Dataset rows for apps and sites
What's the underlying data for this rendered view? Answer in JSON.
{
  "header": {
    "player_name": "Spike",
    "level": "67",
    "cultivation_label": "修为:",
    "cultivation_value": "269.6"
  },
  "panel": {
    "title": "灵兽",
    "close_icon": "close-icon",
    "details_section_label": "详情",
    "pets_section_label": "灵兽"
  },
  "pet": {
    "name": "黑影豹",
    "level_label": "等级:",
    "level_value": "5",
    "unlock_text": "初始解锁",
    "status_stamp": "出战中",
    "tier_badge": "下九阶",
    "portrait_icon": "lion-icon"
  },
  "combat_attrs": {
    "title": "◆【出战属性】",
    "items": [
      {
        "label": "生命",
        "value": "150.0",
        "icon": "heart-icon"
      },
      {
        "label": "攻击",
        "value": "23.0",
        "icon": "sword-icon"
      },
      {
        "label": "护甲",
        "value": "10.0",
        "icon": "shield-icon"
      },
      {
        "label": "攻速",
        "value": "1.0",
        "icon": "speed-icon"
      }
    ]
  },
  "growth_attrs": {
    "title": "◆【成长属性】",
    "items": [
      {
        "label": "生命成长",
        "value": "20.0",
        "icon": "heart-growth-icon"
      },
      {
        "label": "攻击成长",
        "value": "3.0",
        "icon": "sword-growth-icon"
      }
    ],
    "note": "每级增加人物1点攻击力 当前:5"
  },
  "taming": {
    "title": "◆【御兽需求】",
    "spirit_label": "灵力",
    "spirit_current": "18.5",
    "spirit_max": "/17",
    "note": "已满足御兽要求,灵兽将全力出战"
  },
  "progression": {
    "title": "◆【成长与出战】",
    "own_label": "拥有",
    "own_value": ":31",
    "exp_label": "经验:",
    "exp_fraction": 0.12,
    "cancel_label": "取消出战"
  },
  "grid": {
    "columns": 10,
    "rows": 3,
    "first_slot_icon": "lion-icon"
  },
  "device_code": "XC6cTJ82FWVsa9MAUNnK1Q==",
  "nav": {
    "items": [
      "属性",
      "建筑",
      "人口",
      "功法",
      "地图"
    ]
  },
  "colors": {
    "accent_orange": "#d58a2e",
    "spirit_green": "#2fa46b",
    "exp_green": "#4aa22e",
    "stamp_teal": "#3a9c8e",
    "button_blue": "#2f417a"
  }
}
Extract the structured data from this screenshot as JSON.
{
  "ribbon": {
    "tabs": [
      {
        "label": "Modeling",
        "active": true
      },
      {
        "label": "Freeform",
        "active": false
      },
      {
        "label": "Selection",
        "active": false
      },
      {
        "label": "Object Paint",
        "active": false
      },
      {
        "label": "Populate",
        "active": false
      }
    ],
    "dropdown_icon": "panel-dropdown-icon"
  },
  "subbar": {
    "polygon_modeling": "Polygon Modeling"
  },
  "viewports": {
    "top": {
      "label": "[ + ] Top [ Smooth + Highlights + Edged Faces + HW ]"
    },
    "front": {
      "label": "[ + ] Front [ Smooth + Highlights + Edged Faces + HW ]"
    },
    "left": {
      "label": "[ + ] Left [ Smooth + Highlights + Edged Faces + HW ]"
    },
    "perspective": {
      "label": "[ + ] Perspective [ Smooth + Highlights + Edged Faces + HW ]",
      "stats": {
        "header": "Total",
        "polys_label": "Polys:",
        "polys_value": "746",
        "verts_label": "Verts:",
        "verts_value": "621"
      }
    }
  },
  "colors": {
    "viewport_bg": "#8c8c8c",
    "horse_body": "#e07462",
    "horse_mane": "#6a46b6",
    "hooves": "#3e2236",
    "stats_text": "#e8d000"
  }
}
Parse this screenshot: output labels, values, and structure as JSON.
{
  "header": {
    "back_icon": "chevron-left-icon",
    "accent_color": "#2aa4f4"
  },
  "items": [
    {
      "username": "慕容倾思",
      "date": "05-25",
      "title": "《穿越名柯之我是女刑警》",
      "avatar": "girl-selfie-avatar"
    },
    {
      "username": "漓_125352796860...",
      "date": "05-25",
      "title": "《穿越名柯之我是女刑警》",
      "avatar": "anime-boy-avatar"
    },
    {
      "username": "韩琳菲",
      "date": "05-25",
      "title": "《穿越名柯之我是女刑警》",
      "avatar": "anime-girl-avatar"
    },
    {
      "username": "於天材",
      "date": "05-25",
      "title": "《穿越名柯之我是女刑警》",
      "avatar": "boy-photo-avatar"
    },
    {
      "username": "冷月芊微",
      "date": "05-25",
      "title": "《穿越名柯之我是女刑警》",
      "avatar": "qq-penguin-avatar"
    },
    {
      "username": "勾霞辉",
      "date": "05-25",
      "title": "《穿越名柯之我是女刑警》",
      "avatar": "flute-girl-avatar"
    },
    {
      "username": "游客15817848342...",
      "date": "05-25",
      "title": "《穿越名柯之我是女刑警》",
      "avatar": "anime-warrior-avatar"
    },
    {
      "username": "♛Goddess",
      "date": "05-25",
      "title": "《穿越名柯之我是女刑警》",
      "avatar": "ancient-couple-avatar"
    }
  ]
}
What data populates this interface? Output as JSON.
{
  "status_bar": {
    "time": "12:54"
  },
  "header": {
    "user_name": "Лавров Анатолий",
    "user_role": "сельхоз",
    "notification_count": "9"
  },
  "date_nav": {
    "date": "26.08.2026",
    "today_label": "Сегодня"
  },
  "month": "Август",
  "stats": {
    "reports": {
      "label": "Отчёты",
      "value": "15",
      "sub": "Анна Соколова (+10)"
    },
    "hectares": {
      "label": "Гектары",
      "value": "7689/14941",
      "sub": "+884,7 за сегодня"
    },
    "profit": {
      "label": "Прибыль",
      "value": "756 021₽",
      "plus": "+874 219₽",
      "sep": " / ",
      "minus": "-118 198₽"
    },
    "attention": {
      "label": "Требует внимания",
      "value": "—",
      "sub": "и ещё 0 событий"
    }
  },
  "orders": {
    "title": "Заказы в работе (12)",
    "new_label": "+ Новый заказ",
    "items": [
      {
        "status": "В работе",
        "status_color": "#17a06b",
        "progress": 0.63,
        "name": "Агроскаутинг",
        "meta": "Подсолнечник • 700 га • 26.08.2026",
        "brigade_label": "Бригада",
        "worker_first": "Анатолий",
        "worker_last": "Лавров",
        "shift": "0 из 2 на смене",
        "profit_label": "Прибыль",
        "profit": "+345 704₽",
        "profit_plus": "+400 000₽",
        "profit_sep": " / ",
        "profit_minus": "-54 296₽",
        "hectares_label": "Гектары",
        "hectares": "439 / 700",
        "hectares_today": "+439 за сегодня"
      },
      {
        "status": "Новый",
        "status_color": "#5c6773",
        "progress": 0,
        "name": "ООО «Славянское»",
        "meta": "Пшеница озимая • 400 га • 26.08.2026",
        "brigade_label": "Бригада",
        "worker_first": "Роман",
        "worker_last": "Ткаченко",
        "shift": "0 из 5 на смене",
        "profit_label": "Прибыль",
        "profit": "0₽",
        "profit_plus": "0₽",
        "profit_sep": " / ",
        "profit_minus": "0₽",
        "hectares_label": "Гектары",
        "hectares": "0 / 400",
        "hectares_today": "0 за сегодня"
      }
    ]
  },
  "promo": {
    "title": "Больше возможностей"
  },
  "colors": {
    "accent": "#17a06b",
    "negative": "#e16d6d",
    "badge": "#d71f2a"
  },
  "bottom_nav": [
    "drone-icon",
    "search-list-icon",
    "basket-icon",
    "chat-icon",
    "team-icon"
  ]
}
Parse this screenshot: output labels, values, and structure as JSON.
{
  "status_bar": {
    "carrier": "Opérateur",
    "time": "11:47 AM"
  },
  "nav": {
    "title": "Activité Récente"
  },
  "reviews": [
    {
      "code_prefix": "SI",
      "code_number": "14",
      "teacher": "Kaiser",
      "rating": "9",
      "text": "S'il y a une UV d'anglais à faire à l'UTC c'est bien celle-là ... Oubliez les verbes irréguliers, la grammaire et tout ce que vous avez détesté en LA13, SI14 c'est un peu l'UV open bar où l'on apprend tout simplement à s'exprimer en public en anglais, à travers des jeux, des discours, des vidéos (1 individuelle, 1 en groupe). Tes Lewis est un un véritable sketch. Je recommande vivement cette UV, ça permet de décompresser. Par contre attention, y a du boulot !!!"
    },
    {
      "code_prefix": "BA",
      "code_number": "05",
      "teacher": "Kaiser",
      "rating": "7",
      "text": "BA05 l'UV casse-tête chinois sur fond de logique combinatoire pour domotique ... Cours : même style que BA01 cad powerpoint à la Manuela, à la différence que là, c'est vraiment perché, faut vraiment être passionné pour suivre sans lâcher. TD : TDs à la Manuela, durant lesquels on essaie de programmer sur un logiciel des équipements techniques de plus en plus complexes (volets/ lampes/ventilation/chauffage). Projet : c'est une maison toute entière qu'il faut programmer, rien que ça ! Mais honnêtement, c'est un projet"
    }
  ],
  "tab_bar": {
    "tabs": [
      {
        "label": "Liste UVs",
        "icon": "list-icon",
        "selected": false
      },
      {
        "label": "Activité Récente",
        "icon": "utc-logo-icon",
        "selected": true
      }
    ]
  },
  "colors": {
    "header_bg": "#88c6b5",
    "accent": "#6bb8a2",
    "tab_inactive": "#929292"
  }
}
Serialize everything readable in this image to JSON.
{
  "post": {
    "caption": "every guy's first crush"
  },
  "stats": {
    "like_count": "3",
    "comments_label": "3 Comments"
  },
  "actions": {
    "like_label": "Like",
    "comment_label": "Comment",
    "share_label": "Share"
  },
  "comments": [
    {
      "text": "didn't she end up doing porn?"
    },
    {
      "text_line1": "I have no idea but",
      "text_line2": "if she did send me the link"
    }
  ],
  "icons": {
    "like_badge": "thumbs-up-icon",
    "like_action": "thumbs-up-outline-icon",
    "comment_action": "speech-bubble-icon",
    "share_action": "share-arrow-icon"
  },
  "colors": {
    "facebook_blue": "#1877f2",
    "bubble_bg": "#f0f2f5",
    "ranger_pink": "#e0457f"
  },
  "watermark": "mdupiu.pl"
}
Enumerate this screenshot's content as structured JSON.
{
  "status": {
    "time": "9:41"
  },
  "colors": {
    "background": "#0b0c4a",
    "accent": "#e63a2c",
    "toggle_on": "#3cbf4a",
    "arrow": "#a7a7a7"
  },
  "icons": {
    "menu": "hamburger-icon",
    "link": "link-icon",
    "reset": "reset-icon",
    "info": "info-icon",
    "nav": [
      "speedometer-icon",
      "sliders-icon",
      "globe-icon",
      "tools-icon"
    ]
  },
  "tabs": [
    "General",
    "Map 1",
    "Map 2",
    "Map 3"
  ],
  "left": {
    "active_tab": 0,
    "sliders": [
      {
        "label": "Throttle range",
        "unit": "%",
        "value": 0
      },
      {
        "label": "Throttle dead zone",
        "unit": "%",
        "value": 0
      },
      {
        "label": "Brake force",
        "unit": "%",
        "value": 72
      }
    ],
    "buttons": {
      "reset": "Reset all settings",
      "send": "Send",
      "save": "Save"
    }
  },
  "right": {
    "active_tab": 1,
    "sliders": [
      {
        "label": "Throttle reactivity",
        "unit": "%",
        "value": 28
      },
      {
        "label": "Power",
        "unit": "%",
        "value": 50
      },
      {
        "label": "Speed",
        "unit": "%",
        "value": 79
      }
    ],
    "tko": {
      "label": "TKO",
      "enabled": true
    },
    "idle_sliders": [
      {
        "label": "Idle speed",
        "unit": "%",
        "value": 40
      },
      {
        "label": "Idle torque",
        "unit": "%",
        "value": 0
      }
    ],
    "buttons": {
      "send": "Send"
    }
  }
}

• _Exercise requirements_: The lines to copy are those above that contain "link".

• _Output_:
      "text_line2": "if she did send me the link"
    "link": "link-icon",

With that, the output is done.